Our cavalry. It is gratifying in the extreme to learn, from the dispatches of Gen. Lee to the President, alluded to in another column, that our cavalry under Gen. Stuart still maintains its ancient reputation. For several days, so reads the report, they have met the enemy daily, and on all occasions have been victorious. This is so much the more gratifying than we had been led to believe from the reports of passengers on the cars, that the sceptre was departing from us. There certainly would be nothing more mortifying to the Southern man than to see that arm of the service in which his countrymen have always been supposed to excel, represented by a race of combatants who were not able even to cope with the Yankees. Nevertheless that the Yankees are straining every nerve to make discipline supply the place for natural aptitude for the cavalry service is too clear to admit of dispute. The time has been, and that not very long ago, when they would not have dared to project a

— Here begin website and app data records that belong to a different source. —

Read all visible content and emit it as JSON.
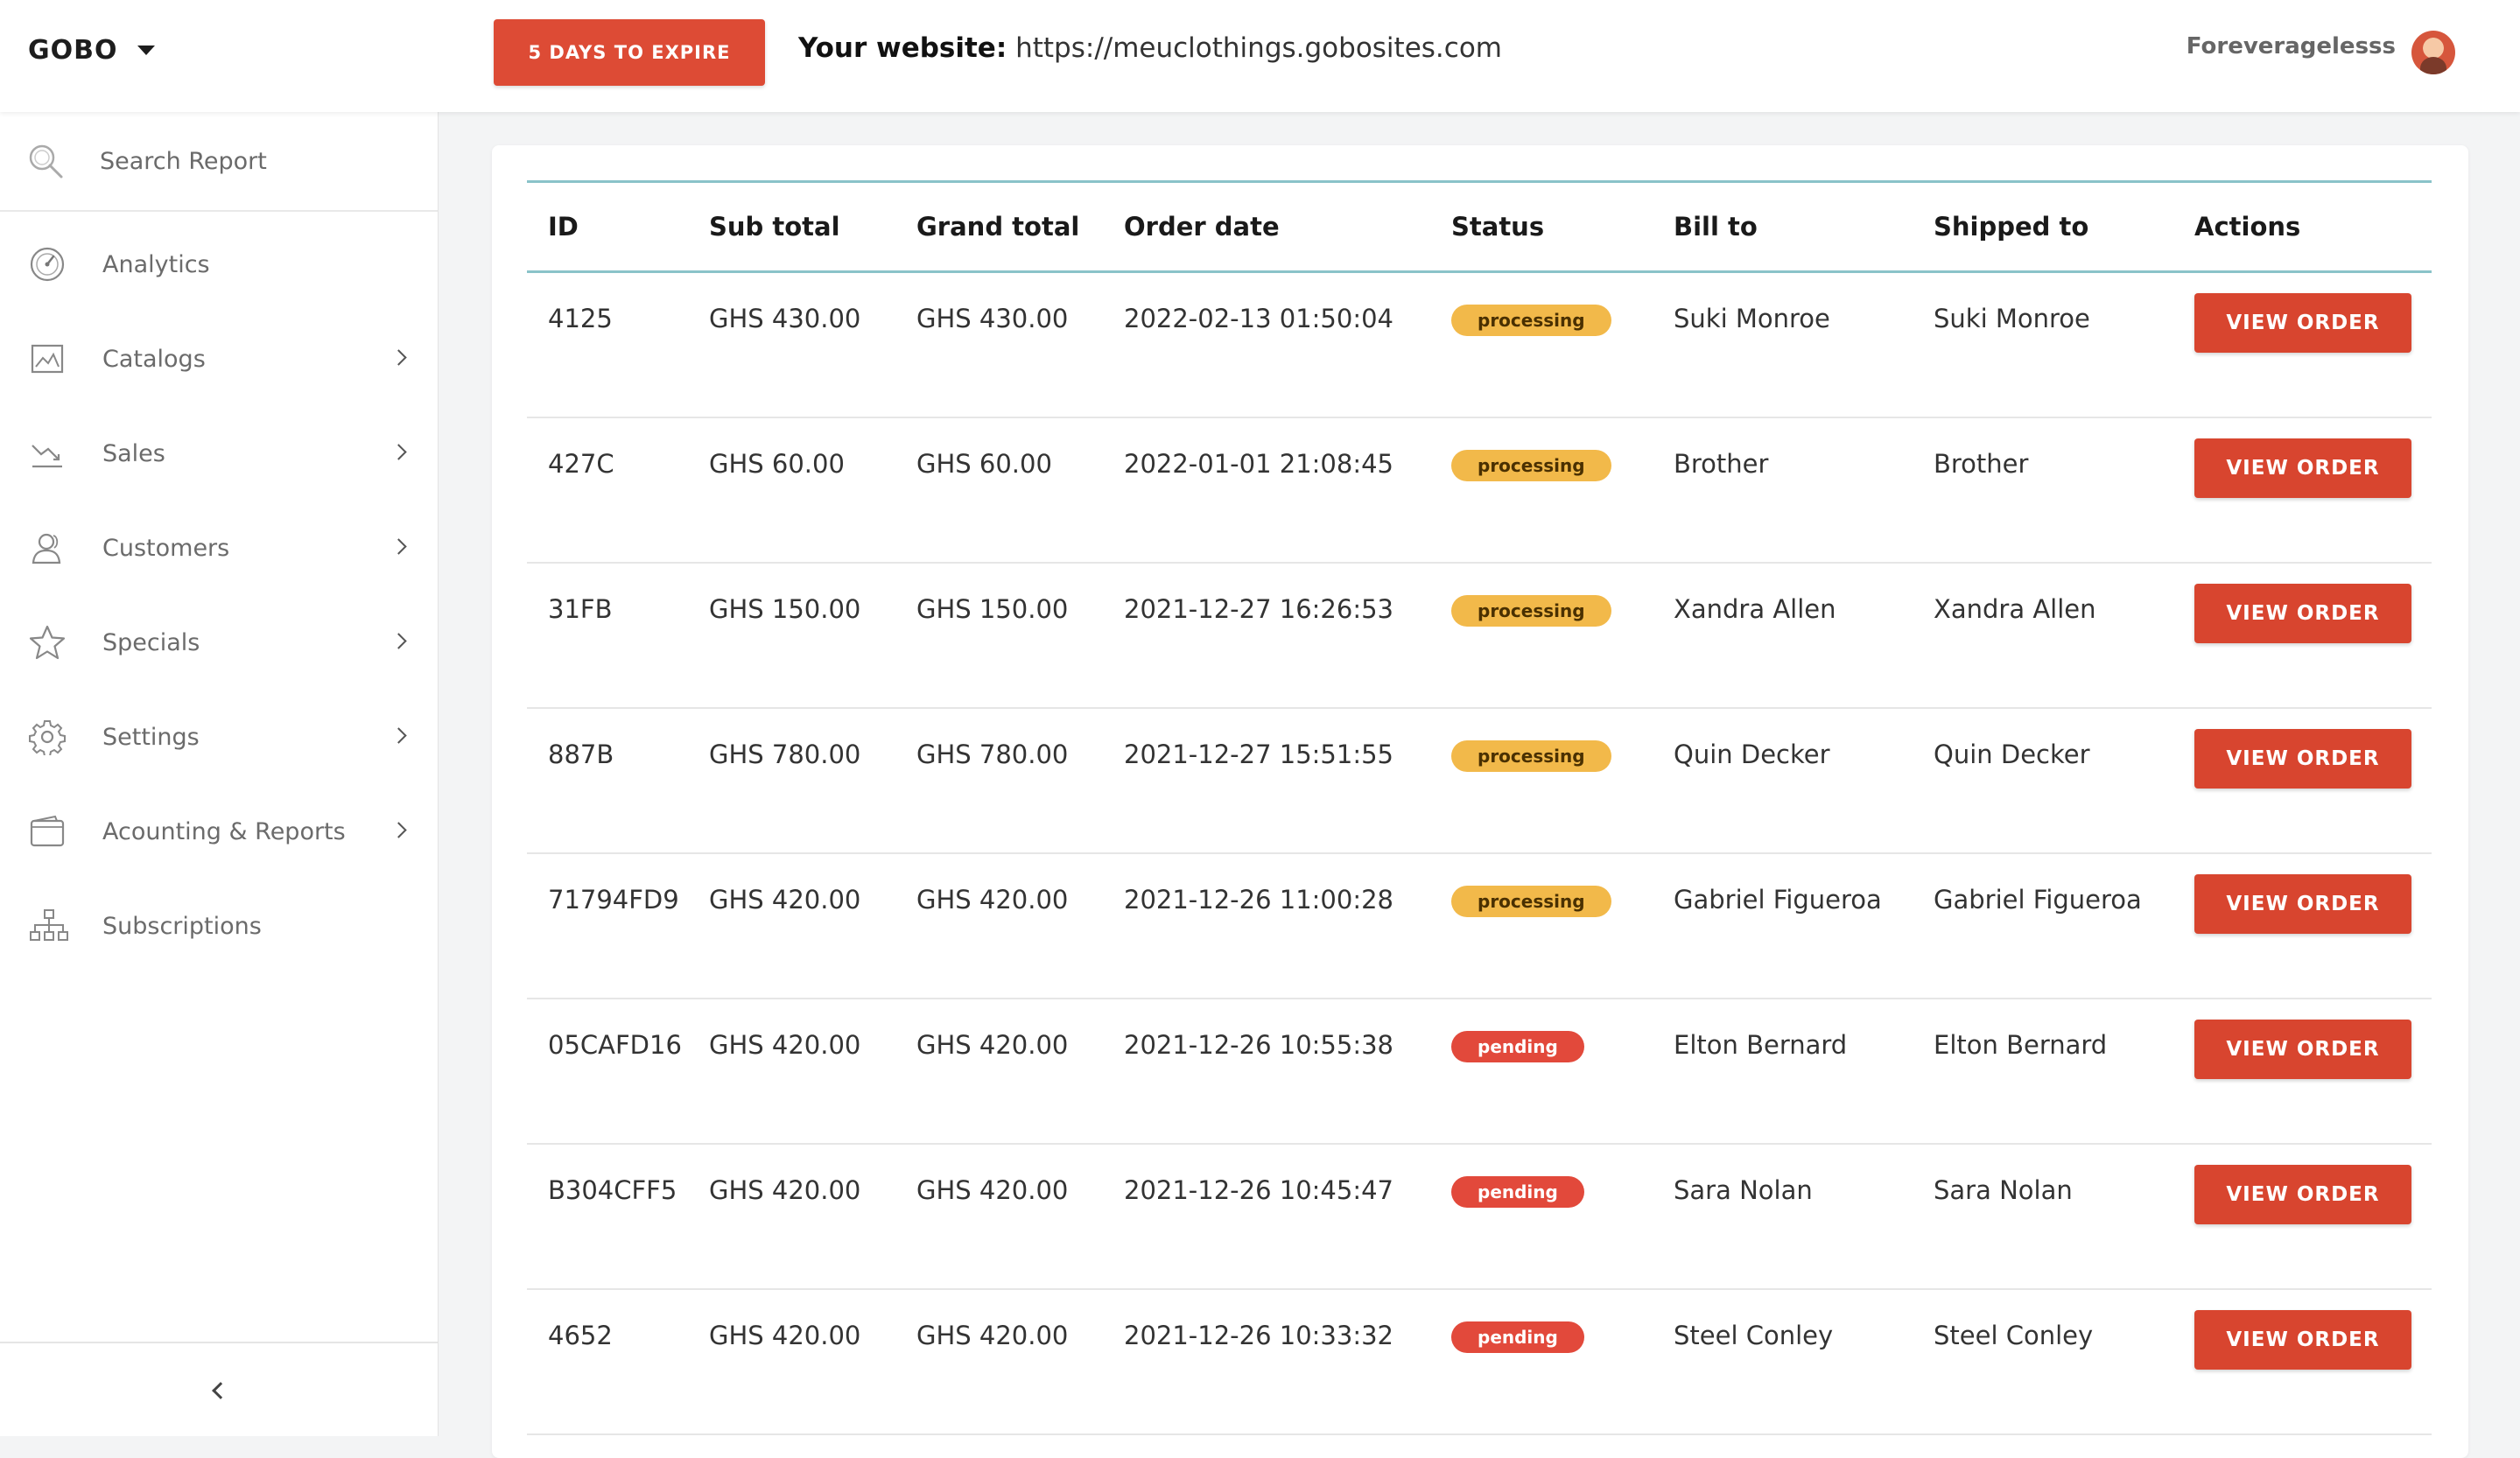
{
  "header": {
    "brand": "GOBO",
    "expire_button": "5 DAYS TO EXPIRE",
    "website_label": "Your website:",
    "website_url": "https://meuclothings.gobosites.com",
    "username": "Foreveragelesss"
  },
  "sidebar": {
    "search_placeholder": "Search Report",
    "items": [
      {
        "label": "Analytics",
        "icon": "speedometer-icon"
      },
      {
        "label": "Catalogs",
        "icon": "image-icon"
      },
      {
        "label": "Sales",
        "icon": "trending-down-icon"
      },
      {
        "label": "Customers",
        "icon": "users-icon"
      },
      {
        "label": "Specials",
        "icon": "star-icon"
      },
      {
        "label": "Settings",
        "icon": "gear-icon"
      },
      {
        "label": "Acounting & Reports",
        "icon": "wallet-icon"
      },
      {
        "label": "Subscriptions",
        "icon": "sitemap-icon"
      }
    ]
  },
  "table": {
    "columns": [
      "ID",
      "Sub total",
      "Grand total",
      "Order date",
      "Status",
      "Bill to",
      "Shipped to",
      "Actions"
    ],
    "action_label": "VIEW ORDER",
    "rows": [
      {
        "id": "4125",
        "sub_total": "GHS 430.00",
        "grand_total": "GHS 430.00",
        "order_date": "2022-02-13 01:50:04",
        "status": "processing",
        "bill_to": "Suki Monroe",
        "shipped_to": "Suki Monroe"
      },
      {
        "id": "427C",
        "sub_total": "GHS 60.00",
        "grand_total": "GHS 60.00",
        "order_date": "2022-01-01 21:08:45",
        "status": "processing",
        "bill_to": "Brother",
        "shipped_to": "Brother"
      },
      {
        "id": "31FB",
        "sub_total": "GHS 150.00",
        "grand_total": "GHS 150.00",
        "order_date": "2021-12-27 16:26:53",
        "status": "processing",
        "bill_to": "Xandra Allen",
        "shipped_to": "Xandra Allen"
      },
      {
        "id": "887B",
        "sub_total": "GHS 780.00",
        "grand_total": "GHS 780.00",
        "order_date": "2021-12-27 15:51:55",
        "status": "processing",
        "bill_to": "Quin Decker",
        "shipped_to": "Quin Decker"
      },
      {
        "id": "71794FD9",
        "sub_total": "GHS 420.00",
        "grand_total": "GHS 420.00",
        "order_date": "2021-12-26 11:00:28",
        "status": "processing",
        "bill_to": "Gabriel Figueroa",
        "shipped_to": "Gabriel Figueroa"
      },
      {
        "id": "05CAFD16",
        "sub_total": "GHS 420.00",
        "grand_total": "GHS 420.00",
        "order_date": "2021-12-26 10:55:38",
        "status": "pending",
        "bill_to": "Elton Bernard",
        "shipped_to": "Elton Bernard"
      },
      {
        "id": "B304CFF5",
        "sub_total": "GHS 420.00",
        "grand_total": "GHS 420.00",
        "order_date": "2021-12-26 10:45:47",
        "status": "pending",
        "bill_to": "Sara Nolan",
        "shipped_to": "Sara Nolan"
      },
      {
        "id": "4652",
        "sub_total": "GHS 420.00",
        "grand_total": "GHS 420.00",
        "order_date": "2021-12-26 10:33:32",
        "status": "pending",
        "bill_to": "Steel Conley",
        "shipped_to": "Steel Conley"
      }
    ]
  },
  "colors": {
    "accent": "#dd4b35",
    "processing": "#f2b94a",
    "pending": "#e2493b",
    "table_rule": "#8ac3c9"
  }
}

From the Southwest. For the past few days public attention has been withdrawn in a measure from their rations around Vicksburg by the brilliant achievements of our army under Gen. Lee on the Northern border of Virginia and in Pennsylvania and Maryland. It is gratifying to know, however, that our successes on the Mississippi rival those of our arms on the Potomac. A dispatch was yesterday received by President Davis from Gen. Johnston stating that Gen. Kirby Smith, with his corps, had taken possession of Milliken's Bend, above Vicksburg, cutting off the supplies and communication of the enemy. This is, in effect, raising the siege of Vicksburg, and in a few days we may expect the most cheerful tidings from that important and beleaguered point.
renewed, and at first the enemy were driven back, with the loss of some hundred prisoners, belonging to a Rhode Island cavalry regiment. In the afternoon the enemy was heavily reinforced, and throughout the remainder of the day the fighting is represented to have been quite severe, and altogether indecisive. On Friday morning heavy fighting was again commenced, and report states that the enemy opened upon our columns with artillery, inflicting considerable damage upon the brigade of Gen. W. H. F. Lee and another brigade. This, however, is mere rumor, and not wholly entitled to credit. This much we are confident of — that up to noon of Thursday we had a decided advantage in the series of fights that had taken place; and we have a firm faith in the gallantry and ability of our cavalry to contend successfully with the forces under Stoneman. We understand that a dispatch was yesterday afternoon received at the War Department from Gen. R. E. Lee, stating that the forces under Gen